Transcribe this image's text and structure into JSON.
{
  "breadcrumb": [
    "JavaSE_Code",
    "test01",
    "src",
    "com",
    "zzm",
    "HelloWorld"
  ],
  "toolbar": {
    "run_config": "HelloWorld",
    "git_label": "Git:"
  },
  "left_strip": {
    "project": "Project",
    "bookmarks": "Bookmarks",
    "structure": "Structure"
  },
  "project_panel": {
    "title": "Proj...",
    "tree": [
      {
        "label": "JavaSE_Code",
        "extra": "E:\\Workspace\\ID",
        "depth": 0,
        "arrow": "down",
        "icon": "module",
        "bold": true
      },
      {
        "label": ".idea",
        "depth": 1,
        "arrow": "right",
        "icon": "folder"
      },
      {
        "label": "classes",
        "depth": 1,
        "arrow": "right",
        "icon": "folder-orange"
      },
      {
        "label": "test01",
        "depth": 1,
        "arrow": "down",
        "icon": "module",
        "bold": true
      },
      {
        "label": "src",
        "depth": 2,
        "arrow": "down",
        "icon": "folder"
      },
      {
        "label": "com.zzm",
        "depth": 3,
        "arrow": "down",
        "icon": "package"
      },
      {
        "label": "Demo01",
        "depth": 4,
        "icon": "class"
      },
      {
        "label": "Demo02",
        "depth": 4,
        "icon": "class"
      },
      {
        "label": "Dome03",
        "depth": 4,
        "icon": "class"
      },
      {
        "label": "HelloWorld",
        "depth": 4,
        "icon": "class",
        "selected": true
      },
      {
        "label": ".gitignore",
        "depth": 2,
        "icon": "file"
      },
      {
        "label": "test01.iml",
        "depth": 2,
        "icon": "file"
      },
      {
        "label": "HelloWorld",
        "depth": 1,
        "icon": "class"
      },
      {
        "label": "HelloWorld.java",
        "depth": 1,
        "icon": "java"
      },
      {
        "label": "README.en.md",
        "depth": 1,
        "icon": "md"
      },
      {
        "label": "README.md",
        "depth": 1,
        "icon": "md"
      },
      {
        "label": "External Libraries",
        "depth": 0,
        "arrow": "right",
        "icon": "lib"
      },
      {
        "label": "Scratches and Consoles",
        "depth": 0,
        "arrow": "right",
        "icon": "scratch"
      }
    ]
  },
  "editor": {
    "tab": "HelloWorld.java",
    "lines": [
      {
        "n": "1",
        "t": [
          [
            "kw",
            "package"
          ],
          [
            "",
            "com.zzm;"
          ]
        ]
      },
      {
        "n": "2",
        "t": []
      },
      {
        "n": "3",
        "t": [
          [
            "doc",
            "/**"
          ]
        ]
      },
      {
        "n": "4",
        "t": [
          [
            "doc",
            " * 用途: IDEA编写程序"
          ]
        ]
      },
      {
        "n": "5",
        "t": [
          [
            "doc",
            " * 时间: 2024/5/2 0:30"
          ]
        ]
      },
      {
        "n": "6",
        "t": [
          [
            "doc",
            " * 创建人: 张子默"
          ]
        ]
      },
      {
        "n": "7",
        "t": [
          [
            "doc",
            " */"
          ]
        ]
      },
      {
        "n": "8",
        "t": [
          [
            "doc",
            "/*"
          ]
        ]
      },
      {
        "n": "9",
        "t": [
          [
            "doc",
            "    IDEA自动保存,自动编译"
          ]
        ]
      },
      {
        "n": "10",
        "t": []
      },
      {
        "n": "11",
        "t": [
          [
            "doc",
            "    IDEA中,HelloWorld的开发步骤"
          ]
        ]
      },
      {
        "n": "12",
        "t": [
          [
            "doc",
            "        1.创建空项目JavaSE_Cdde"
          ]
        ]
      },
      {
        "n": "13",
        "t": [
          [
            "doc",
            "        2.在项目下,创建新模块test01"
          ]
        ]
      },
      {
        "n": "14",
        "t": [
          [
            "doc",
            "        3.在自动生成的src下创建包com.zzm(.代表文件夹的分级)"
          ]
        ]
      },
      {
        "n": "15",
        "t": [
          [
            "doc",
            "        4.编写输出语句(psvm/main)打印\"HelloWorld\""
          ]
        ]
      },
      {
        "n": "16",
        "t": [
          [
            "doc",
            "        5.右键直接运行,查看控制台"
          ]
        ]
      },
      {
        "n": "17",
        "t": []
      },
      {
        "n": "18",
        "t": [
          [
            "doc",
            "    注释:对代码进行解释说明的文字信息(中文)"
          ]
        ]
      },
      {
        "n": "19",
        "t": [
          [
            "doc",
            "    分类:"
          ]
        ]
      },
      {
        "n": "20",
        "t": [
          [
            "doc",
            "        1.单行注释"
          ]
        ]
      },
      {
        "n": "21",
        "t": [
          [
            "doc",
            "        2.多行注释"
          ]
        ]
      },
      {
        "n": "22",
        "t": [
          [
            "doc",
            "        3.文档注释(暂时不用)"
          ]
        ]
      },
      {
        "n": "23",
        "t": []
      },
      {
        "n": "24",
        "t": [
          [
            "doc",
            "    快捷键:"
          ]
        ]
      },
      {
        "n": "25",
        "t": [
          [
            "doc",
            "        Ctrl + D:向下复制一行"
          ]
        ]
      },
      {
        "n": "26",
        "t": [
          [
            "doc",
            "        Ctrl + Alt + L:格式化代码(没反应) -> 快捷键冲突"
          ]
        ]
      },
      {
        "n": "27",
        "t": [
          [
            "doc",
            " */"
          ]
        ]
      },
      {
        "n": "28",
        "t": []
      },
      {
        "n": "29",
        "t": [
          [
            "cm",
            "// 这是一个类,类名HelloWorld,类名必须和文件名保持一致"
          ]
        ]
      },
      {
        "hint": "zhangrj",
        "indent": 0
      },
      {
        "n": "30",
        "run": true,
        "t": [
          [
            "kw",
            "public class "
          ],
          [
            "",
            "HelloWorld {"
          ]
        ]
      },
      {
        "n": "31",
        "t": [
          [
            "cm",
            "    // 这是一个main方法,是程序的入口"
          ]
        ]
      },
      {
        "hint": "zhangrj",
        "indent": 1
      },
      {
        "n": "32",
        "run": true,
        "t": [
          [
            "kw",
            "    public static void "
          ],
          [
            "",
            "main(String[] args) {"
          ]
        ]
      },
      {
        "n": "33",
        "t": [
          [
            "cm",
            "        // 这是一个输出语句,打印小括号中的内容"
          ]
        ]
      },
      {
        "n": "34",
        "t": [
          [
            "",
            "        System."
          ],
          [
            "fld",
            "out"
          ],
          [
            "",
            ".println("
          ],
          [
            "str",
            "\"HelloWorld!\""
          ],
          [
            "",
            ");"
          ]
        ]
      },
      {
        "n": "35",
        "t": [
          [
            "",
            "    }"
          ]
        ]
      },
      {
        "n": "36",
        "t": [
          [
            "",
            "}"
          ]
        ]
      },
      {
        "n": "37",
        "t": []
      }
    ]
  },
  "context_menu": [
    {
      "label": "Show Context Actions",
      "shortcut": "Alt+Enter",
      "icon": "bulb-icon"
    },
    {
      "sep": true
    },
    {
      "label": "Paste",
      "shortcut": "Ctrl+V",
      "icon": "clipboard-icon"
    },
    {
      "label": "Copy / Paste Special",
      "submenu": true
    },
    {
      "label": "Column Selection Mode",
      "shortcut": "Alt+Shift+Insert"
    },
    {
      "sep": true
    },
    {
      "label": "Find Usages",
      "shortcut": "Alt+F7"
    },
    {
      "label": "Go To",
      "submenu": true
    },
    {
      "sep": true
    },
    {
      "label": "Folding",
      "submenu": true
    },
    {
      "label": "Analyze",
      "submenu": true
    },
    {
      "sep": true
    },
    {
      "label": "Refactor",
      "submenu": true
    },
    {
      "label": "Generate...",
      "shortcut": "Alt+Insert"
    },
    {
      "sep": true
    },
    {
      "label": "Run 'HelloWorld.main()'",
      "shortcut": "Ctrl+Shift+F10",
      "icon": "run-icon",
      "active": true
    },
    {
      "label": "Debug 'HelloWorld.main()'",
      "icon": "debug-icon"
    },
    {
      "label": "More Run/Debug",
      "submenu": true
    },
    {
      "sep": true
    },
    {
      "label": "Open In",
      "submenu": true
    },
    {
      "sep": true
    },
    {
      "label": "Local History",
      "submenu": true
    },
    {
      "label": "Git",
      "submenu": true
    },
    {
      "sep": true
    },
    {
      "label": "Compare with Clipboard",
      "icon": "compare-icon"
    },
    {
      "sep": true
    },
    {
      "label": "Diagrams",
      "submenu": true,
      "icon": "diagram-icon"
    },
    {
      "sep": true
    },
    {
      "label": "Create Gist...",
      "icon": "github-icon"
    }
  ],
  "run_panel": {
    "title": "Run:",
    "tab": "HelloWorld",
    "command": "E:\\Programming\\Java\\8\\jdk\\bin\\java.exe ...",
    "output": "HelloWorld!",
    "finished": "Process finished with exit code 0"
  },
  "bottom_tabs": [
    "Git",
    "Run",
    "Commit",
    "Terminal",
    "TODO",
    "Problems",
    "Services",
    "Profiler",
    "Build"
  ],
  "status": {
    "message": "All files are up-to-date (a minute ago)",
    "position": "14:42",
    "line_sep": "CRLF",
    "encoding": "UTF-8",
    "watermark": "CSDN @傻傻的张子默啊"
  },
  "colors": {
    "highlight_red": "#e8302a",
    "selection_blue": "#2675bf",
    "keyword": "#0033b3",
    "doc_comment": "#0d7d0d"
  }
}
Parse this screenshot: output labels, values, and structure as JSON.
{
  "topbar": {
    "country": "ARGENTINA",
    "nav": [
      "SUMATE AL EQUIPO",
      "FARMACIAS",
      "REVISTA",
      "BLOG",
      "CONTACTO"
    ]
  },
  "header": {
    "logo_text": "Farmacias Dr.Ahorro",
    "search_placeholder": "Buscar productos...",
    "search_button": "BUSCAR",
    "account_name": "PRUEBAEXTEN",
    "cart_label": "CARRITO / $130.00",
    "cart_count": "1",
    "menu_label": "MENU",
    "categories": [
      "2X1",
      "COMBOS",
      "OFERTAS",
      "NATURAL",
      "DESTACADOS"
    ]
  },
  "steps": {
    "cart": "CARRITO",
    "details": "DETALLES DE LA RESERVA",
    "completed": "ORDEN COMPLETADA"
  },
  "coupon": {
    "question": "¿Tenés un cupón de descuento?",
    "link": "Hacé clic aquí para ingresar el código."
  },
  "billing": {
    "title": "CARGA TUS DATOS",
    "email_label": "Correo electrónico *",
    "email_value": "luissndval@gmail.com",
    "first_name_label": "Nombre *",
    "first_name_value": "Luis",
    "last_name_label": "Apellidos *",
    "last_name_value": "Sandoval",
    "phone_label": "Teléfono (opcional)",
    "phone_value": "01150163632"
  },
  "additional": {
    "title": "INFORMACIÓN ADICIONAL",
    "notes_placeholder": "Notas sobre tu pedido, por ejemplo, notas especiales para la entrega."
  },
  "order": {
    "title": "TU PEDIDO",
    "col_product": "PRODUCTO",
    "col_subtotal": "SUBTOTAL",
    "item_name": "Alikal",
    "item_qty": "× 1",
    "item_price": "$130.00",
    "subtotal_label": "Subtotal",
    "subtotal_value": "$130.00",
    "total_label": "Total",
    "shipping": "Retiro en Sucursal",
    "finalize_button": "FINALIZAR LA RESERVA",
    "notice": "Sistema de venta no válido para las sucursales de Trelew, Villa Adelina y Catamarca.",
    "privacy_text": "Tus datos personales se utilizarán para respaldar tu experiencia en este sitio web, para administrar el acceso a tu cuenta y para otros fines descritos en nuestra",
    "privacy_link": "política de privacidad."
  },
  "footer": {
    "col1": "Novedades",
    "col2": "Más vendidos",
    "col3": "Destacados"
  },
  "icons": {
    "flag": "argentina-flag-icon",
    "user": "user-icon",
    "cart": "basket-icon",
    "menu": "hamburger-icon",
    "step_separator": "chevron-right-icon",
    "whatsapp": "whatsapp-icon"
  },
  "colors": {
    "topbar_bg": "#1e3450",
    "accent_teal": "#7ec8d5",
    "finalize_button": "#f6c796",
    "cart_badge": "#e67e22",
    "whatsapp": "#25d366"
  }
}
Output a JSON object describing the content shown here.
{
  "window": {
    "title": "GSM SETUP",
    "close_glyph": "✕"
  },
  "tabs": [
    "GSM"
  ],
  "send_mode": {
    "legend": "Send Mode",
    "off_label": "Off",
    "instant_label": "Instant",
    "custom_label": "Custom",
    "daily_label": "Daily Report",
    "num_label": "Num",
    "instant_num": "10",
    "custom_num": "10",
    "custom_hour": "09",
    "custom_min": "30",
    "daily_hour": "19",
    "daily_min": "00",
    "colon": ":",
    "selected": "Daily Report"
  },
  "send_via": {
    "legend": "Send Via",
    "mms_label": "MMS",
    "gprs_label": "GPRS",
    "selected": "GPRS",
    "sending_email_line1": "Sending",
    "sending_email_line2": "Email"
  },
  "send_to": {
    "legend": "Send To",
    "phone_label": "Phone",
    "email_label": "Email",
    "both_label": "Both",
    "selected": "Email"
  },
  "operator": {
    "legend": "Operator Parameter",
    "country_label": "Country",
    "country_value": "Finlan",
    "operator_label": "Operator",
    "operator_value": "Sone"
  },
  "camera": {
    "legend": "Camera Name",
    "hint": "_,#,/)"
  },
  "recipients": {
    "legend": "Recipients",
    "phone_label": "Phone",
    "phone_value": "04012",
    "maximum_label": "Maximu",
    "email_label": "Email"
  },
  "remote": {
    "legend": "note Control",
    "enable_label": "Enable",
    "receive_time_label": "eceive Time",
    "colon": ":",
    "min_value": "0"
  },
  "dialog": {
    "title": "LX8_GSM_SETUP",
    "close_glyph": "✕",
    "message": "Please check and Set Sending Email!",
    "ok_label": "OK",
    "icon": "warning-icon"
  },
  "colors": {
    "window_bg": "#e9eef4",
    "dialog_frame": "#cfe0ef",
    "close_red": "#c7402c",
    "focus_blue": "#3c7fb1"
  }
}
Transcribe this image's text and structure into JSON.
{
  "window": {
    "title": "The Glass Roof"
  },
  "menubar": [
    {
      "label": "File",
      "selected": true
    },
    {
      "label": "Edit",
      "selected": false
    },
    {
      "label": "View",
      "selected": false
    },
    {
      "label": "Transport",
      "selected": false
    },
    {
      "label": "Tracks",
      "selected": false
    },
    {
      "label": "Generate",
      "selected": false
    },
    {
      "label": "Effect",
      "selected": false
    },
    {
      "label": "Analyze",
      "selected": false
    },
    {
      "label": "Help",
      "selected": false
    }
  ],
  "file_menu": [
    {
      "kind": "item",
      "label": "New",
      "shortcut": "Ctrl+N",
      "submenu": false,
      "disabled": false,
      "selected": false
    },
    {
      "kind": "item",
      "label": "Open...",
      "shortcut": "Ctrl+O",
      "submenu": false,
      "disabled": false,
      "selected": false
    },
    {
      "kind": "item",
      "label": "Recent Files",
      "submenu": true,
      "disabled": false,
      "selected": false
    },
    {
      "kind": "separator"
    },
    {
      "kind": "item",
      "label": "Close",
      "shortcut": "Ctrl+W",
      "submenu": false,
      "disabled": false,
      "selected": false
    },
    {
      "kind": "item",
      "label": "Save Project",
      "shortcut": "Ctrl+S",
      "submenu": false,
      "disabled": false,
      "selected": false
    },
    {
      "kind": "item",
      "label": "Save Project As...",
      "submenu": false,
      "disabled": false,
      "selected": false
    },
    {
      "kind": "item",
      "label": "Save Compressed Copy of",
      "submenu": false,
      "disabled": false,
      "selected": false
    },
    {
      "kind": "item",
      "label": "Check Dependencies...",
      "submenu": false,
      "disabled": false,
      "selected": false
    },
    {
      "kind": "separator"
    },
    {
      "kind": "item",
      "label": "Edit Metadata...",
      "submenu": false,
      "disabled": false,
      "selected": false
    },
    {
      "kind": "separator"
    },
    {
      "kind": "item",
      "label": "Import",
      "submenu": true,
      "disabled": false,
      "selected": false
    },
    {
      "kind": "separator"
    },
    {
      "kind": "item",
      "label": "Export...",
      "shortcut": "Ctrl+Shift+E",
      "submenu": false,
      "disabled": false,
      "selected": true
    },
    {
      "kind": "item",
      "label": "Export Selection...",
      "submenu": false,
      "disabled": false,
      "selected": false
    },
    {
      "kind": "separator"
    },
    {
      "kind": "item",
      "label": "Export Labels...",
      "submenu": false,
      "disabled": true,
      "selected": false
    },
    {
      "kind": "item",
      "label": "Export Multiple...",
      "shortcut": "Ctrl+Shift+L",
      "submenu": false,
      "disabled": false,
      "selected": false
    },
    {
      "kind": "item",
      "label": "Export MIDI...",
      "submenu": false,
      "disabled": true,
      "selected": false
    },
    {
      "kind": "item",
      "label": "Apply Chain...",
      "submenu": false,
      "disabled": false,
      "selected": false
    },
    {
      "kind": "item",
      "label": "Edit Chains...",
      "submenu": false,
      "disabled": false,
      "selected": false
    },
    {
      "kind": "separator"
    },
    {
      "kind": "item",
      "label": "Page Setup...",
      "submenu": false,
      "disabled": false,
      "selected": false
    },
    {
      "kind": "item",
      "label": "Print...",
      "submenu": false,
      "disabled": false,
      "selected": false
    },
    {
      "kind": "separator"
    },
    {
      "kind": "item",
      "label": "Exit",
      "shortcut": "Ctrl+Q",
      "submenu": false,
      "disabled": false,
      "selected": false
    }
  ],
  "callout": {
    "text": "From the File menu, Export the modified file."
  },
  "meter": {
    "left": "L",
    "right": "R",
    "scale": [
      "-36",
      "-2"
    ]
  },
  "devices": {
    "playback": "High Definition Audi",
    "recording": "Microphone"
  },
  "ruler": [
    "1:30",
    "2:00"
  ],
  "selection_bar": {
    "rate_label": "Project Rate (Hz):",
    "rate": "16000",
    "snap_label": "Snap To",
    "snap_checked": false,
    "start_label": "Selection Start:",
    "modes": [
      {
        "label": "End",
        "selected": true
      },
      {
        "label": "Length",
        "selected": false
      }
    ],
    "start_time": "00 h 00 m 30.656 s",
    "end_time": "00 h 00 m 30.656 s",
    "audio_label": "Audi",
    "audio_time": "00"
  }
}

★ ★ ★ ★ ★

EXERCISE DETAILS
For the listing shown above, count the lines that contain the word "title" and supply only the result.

OUTPUT OF THE TASK
8